Is there anything you would like patients or the public to know about radiation therapy?

There are two things: The first is that radiation therapy is safe for the people around the patient.

A lot of people think that when patients come out of the treatment room, they will glow. They think that the patients are radioactive and will be a danger to the people around them.

Radiation therapy is one of the main pillars of cancer treatment. Many of the radiation techniques used don’t endanger people around the patient.

There are exceptions: Having radioactive iodine therapy for thyroid cancer does render a person radioactive, so patients are isolated for a period of time until they are safe, but most radiation therapy treatments do not make a person radioactive.

The second thing I would like people to know is that the side effects of radiation therapy are not as great as what many people think.

A lot of people have this impression that radiation causes a lot more harm than it does. If it’s not used appropriately, it can, of course, cause a lot of permanent injury. But these days, the delivery of radiation is very safe. Many of the built-in processes will prevent any accidental exposure to radiation.

And while there are side effects, many of them are much less intense, and the serious long-term side effects such as brain injuries or nerve injuries are less common because of advanced techniques that can reduce the dose to the normal tissues.

In addition, over the last 100 years or so, the knowledge of tissue tolerance has become much better understood. That helps us to know what the safe doses are for different organs, which makes radiation therapy safer.

There are side effects, but things are much better than when I first started practising. Today, the whole process is so much more advanced and more precise. Patients need not be anxious if radiation is prescribed as part of their therapy.

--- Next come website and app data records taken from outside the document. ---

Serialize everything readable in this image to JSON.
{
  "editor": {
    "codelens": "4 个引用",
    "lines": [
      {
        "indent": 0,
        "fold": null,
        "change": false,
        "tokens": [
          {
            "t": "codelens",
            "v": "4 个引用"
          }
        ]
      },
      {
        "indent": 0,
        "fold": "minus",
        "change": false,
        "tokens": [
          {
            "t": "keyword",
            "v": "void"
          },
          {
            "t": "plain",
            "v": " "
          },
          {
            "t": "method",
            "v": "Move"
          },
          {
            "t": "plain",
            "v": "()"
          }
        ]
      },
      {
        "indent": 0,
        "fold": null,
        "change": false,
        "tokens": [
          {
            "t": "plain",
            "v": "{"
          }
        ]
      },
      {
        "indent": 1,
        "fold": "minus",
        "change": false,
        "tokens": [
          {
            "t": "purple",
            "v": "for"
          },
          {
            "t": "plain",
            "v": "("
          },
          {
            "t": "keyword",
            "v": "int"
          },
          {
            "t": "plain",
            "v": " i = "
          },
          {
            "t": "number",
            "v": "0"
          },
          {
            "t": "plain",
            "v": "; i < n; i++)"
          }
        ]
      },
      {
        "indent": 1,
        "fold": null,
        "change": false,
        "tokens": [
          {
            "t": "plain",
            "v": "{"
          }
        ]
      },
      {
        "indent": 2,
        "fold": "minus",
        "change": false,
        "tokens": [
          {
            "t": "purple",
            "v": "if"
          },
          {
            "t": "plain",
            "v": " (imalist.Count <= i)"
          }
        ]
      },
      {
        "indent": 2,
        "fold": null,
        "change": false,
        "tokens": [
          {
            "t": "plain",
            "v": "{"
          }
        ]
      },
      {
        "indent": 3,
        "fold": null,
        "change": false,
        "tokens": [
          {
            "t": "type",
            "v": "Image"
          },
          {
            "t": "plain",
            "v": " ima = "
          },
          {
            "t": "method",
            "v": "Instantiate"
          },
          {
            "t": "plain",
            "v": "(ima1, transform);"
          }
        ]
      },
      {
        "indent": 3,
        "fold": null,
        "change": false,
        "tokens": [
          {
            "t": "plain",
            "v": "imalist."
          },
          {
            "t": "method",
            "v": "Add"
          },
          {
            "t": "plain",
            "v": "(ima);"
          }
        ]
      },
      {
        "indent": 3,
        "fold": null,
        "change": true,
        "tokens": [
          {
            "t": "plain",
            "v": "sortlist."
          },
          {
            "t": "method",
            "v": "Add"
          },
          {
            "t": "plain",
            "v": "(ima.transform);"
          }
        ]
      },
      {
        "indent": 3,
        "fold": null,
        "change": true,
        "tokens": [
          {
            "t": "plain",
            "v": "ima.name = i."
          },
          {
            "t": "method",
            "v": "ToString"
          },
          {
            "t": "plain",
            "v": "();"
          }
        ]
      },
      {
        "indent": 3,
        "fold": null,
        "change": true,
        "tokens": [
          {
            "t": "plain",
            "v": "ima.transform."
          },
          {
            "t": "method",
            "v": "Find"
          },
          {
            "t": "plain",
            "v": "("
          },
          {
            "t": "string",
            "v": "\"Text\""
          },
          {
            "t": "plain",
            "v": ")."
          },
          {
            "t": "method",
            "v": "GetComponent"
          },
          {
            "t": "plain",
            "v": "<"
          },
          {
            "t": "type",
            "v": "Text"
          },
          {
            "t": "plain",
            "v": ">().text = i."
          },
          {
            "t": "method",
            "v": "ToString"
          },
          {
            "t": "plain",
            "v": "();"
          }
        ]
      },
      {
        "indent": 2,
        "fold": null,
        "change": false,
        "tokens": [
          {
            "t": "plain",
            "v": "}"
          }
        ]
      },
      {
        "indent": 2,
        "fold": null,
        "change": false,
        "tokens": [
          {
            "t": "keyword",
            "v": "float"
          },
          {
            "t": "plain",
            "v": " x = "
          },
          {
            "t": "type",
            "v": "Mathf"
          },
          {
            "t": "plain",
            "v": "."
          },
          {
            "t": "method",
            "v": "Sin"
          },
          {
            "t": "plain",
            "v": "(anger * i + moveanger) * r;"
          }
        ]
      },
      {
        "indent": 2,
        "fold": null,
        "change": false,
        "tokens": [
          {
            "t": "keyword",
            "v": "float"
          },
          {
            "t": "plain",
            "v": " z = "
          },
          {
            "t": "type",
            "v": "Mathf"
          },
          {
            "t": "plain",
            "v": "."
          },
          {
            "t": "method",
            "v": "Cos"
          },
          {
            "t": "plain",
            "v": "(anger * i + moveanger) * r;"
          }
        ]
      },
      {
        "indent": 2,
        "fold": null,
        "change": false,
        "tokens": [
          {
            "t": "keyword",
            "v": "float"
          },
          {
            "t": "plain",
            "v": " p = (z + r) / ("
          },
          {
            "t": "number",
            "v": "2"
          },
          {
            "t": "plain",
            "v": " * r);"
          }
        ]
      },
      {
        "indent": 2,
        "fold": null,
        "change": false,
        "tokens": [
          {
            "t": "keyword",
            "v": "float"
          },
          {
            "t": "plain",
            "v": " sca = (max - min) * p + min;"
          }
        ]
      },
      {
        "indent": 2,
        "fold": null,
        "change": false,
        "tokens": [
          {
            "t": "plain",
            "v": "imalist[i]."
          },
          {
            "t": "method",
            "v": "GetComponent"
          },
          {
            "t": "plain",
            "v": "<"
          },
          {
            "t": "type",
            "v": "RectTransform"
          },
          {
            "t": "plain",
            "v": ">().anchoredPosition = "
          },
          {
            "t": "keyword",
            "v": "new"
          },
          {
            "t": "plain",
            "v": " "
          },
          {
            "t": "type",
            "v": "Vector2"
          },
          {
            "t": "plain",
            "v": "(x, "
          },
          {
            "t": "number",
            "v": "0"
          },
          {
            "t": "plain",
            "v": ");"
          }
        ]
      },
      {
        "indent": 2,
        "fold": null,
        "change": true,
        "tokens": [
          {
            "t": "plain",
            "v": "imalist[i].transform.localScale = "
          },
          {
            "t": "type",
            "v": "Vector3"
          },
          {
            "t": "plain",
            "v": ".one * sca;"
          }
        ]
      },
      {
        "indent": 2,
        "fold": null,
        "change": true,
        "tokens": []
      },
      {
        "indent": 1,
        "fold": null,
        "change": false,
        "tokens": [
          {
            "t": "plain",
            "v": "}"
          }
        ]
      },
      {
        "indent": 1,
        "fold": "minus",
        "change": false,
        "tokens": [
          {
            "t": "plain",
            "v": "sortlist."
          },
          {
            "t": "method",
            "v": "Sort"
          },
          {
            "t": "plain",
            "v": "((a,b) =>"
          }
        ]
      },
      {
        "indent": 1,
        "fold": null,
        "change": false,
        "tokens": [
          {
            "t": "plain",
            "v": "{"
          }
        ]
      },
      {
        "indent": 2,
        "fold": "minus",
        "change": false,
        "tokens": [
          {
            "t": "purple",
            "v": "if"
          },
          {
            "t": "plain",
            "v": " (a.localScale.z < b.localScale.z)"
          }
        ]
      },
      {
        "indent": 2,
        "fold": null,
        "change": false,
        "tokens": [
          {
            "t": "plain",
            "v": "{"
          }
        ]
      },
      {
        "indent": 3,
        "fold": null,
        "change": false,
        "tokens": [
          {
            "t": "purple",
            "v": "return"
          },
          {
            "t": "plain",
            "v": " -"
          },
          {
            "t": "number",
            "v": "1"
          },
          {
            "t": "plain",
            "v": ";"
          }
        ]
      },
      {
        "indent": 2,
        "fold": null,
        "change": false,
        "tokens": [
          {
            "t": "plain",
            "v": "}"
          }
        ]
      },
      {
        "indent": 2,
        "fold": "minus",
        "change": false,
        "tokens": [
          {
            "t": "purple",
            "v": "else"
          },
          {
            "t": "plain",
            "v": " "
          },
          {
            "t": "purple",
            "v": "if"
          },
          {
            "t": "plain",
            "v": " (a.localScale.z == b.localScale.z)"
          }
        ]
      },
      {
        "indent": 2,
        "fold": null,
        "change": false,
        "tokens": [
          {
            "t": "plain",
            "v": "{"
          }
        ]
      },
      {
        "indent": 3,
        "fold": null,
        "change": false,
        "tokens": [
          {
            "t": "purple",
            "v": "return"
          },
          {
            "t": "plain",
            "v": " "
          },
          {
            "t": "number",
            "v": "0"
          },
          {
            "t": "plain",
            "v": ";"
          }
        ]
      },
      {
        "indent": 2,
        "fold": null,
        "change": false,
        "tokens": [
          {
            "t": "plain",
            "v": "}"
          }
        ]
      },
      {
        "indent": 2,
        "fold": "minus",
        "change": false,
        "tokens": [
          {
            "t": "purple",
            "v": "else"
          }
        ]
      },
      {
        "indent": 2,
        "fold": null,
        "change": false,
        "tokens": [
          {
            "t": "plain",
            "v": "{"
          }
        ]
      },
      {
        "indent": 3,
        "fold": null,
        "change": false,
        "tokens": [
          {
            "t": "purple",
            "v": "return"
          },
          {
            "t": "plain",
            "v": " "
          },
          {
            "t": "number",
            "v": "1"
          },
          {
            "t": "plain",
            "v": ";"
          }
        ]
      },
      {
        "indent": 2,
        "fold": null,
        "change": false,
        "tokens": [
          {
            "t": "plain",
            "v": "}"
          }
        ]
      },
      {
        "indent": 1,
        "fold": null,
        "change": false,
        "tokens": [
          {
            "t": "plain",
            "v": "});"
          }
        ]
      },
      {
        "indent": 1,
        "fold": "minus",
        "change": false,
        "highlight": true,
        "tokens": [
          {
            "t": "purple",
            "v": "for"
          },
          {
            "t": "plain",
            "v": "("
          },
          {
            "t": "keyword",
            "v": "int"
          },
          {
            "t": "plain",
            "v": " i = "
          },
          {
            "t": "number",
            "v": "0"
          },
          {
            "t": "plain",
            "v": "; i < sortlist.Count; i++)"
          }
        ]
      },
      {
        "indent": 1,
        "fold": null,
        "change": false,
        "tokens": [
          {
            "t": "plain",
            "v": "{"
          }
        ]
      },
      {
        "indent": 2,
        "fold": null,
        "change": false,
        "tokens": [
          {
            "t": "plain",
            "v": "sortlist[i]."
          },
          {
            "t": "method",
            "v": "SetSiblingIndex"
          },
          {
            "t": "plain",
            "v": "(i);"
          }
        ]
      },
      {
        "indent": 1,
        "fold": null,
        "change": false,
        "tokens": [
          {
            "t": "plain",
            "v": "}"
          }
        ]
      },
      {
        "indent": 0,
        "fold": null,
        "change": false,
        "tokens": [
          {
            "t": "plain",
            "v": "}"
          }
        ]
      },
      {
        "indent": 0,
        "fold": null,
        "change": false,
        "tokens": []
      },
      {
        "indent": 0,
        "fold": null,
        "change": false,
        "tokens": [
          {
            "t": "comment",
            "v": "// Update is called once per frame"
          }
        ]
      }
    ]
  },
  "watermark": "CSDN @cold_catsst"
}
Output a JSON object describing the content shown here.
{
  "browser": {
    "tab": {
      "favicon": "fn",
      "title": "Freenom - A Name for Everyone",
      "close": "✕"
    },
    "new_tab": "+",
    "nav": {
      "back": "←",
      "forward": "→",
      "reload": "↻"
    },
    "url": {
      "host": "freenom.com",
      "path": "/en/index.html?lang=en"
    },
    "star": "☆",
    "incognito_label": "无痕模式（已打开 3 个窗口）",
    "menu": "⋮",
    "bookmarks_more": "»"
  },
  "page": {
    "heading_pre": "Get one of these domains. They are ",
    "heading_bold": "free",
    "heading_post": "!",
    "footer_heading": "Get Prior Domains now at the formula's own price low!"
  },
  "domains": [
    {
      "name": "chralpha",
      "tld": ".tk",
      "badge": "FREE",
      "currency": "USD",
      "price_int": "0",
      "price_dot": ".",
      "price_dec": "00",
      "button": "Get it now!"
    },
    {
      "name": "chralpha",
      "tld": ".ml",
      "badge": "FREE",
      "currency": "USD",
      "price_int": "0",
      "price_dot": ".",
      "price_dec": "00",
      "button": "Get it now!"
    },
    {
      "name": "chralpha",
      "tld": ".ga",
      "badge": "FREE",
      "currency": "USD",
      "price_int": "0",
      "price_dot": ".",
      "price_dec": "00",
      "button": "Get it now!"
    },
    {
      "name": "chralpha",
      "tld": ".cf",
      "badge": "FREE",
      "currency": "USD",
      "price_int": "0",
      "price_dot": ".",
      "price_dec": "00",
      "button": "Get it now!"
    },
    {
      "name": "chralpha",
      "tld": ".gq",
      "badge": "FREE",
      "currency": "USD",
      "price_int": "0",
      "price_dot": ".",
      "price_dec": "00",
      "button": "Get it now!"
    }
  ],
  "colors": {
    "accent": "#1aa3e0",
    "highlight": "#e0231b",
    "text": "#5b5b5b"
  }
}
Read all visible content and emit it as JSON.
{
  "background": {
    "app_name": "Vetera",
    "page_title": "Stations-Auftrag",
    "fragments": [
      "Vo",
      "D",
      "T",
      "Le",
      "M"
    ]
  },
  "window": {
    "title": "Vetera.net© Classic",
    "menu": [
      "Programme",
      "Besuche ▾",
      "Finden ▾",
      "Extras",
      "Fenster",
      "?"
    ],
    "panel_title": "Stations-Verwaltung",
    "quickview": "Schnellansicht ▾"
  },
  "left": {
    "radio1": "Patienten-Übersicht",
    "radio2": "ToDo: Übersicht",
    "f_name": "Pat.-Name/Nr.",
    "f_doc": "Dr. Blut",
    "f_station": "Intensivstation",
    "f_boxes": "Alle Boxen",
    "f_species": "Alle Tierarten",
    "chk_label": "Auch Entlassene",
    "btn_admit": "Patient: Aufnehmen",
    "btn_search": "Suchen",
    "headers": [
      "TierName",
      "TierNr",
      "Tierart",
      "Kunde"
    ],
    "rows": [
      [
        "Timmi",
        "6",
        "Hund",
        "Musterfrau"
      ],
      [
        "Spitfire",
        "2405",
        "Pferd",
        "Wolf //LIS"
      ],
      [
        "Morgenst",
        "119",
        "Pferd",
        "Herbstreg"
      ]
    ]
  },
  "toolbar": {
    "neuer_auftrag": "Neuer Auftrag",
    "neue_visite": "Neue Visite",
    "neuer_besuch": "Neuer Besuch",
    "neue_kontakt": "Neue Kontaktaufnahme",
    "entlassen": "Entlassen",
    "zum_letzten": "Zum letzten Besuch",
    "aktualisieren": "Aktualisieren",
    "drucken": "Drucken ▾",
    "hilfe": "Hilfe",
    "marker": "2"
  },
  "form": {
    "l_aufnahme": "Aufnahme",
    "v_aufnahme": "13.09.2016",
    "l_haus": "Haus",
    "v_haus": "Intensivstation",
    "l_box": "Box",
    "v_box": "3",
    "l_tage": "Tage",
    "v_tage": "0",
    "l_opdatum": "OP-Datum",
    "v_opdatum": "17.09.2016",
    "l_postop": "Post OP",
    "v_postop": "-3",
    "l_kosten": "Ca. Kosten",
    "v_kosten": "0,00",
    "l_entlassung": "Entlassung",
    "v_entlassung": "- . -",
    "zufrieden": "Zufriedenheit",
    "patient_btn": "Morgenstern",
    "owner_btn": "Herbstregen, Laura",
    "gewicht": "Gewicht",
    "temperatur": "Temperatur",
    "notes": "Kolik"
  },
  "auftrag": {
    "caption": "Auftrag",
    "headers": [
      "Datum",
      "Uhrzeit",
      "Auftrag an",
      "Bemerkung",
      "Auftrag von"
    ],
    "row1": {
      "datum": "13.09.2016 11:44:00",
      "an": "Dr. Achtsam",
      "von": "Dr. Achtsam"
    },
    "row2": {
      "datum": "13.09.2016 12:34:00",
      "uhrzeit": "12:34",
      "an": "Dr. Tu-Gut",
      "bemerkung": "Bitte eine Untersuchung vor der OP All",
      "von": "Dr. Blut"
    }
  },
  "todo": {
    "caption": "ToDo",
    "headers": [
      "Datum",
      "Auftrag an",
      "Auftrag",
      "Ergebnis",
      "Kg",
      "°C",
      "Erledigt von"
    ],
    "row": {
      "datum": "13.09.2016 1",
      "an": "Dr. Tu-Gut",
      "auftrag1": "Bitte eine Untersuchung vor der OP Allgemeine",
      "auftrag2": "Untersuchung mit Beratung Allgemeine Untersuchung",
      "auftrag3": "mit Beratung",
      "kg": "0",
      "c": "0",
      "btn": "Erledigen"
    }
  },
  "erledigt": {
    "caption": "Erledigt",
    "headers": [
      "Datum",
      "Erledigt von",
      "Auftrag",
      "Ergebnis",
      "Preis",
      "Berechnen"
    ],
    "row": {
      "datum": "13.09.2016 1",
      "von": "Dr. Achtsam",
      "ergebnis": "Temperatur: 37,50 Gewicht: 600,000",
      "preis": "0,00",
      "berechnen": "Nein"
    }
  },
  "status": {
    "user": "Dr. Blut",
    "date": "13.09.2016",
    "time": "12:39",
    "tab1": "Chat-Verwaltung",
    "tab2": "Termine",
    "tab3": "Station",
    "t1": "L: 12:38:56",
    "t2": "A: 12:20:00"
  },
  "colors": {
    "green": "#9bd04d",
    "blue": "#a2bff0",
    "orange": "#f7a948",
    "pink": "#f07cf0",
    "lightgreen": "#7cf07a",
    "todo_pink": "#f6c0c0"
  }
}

Written by Jimmy Yap



Tags: cancer doctor stories, common side effects of cancer treatment, new ways to treat cancer, radiotherapy (radiation therapy)